Back in August, restaurant rollout proposition Tasty (LSE: TAST) was riding high with a share price around 185p. Today’s 112p represents a fall of around 39%, so what went wrong?
Has the story changed?
Prior to the share-price decline of the last few months, one of the pleasing aspects of Tasty’s progress rolling out a chain of restaurants that are mostly branded Wildwood was the way revenue, profits and cash flow were all rising in proportion together. However, in September with the interim results, Tasty delivered a revenue increase of 28%, adjusted operating profit up 17.5% and a pre-tax loss of £2.3m — something investors hadn’t seen in recent years.
The loss came as a surprise to many, including me, and arose because of an impairment charge against five sites.

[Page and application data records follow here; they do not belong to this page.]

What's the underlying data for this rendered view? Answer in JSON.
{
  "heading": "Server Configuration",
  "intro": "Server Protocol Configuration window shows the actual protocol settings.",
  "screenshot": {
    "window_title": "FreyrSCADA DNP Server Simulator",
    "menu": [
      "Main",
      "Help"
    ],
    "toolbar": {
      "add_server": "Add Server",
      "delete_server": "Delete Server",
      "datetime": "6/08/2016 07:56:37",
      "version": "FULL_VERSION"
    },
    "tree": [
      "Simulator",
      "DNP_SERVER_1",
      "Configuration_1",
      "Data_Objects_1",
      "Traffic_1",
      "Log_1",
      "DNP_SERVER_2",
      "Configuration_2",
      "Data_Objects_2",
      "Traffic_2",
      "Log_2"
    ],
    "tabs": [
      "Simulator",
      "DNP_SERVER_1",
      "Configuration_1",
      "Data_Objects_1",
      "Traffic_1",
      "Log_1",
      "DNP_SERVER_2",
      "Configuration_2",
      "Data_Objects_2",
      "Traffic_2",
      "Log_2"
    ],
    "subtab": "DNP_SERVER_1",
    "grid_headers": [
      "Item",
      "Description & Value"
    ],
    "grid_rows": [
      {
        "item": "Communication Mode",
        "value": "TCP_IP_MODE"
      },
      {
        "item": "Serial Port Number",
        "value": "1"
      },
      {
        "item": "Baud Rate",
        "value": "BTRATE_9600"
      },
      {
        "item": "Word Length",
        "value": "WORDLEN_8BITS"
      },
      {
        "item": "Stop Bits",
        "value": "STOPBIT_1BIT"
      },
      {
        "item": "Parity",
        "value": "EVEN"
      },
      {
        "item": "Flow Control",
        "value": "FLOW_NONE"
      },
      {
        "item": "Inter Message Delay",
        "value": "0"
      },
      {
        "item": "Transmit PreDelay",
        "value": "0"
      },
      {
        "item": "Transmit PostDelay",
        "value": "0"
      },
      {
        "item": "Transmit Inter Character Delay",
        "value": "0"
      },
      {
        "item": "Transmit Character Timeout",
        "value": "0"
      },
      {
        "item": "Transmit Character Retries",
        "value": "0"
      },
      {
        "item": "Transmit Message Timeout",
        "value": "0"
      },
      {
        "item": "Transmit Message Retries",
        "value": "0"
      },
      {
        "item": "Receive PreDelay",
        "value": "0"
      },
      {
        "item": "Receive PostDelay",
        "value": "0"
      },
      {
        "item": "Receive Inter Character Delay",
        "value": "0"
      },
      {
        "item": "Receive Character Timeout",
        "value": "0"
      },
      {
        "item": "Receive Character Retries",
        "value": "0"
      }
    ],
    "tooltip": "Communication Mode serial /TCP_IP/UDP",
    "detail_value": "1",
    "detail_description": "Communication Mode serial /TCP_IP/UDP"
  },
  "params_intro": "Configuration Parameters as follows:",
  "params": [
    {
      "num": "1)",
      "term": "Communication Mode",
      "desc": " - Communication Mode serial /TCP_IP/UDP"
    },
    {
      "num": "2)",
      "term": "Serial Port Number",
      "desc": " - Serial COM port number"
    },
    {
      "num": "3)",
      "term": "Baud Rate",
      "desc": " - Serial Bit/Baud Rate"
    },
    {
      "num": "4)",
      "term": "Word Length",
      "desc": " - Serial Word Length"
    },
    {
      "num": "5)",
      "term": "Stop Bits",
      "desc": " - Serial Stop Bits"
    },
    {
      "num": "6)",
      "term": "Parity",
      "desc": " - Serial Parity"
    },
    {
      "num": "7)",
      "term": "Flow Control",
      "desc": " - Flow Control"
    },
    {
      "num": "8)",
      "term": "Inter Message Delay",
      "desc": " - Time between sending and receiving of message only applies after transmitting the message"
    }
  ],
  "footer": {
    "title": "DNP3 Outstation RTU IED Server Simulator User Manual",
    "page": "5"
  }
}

Suddenly the story looked much less tasty. Instead of annual double-digit increases in new restaurant openings and juicy trading figures, the firm seemed to be owning up to sites not working out as planned. Maybe the whole rollout concept was flawed?
I don’t think so. Despite the setback, the firm is still opening new restaurants at pace and recruiting for senior roles with a view to supporting the ongoing expansion programme. In November, a placing at 145p to help fund further growth raised around £9m before expenses and, in my view, capped the share price for a while at that level.
My faith in the longer-term potential of this stock remains and I see current poor sentiment for the shares as an opportunity for those who believe the story will have a happy ending. I’m expecting trading figures to get back on track and to see a gently rising share price down the line.
Quality, growth and a stagnating share price
Since January 2015 when the shares stood around 830p, specialist healthcare company BTG (LSE: BTG) has been in the doldrums and today the stock trades at 565p or so. Yet, despite the share-price weakness, it’s hard to detect a flaw in the firm’s record of growth in earnings over that period. Including forecasts for the next couple of years, the compound annual growth rate for earnings runs in excess of 25%.
Growth of the top-line revenue figure looks good too. So the best explanation I can come up with for BTG’s slippage is that the share price maybe went too high on elevated expectations for the rollout of the firm’s new varicose vein treatment in the US. In November, BTG said that sales of the varicose veins treatment Varithena were £1.7m in the first half of the firm’s trading year, which compared to £0.4m the year before. Such a gradual increase doesn’t live up to the excitement and froth that seemed to boost BTG’s share price back in 2015.
The delays appear to be more about insurance coverage than faults with the product, but as we wait for the issues to resolve, BTG is roaring ahead with strong growth from its many other offerings. Today’s share price around 565p puts the firm on a forward P/E rating around 17.5 for 2018, which strikes me as reasonable value for a firm with so much potential growth left in the bag.